Mercy: Shake the World takes us on a trip through one man’s consciousness as our story begins with the unnamed protagonist in a coma as a result of a stroke. Time in this void doesn’t exist for him and he cannot feel the corporeal touches of his wife or of the hospital bed under his body. He bemoans the fact that he cannot hear the soothing voice of his wife but he imagines she is whispering her love and adoration for him on a daily basis, something he pities her for doing. His consciousness follows a woman he refers to as Mercy. She is his every being, he knows her anywhere, and he knows where she is at all times.
On his trips with Mercy, we see her influence on people who are chased by their own desperation and hatred: an unhappy family in London, a terrified Indian boy in a South American jungle, and a lonely old woman in Brooklyn. The more he follows Mercy, the more he begins to understand his own self, his desires, his dreams. At its core, Mercy: Shake the World is about compassion and the healing of one’s self.
Mercy: Shake the World was originally published under DC’s mature reader imprint, Vertigo. The original publication, however, was not archived in the back catalog and the rights returned to the creators. Johnson, who had not previously collaborated with DeMatteis, was becoming known for his horror stories and wanted to move away from that genre and stretch his repertoire. DeMatteis, whose previous work included Moonshadow and Blood, was known for pushing the boundaries of the mainstream comic world. The collaboration between the two seemed natural.
The muting of the coloring complements the story line perfectly, the etherealness of the protagonist’s dreams along with the vividity of Mercy, which contrasts nicely with the unnamed narrator’s conception of her.
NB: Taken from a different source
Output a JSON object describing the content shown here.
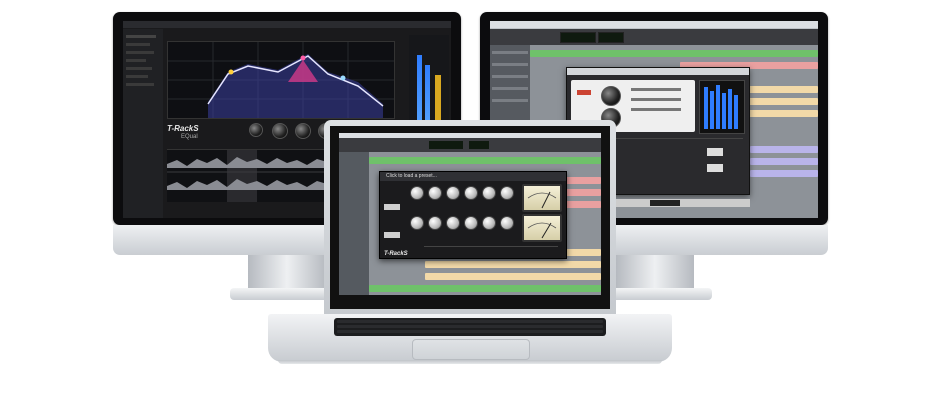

The first few pages have a grainy, almost woodcut feel to them, which emphasizes the lack of solidity in the narrator’s story. The art as a whole is reminiscent of Edvard Munch or Salvador Dali.
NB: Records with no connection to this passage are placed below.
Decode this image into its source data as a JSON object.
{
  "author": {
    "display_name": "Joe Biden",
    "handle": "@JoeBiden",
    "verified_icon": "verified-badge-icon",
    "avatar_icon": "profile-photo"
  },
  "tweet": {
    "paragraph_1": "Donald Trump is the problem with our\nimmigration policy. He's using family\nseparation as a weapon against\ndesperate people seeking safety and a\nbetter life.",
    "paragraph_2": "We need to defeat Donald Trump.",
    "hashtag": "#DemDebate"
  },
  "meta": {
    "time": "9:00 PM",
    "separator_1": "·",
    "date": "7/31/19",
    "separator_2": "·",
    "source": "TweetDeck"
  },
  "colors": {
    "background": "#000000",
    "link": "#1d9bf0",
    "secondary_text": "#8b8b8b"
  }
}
The philosophical bent of Mercy: Shake the World will appeal most of all to fans of major stream of consciousness writers like Samuel Beckett (Waiting for Godot), or James Joyce, he of every high school or college student’s worst nightmare: Ulysses.
(Be forewarned: the book is listed as 113 pages, but only 60-odd pages are the graphic novel itself. The remainder is devoted to concept art, prose, and an afterword.)
Mercy: Shake the World
by J.M. DeMatteis
Art by Paul Johnson
Dover Publications, 2015
Publisher Age Rating: Mature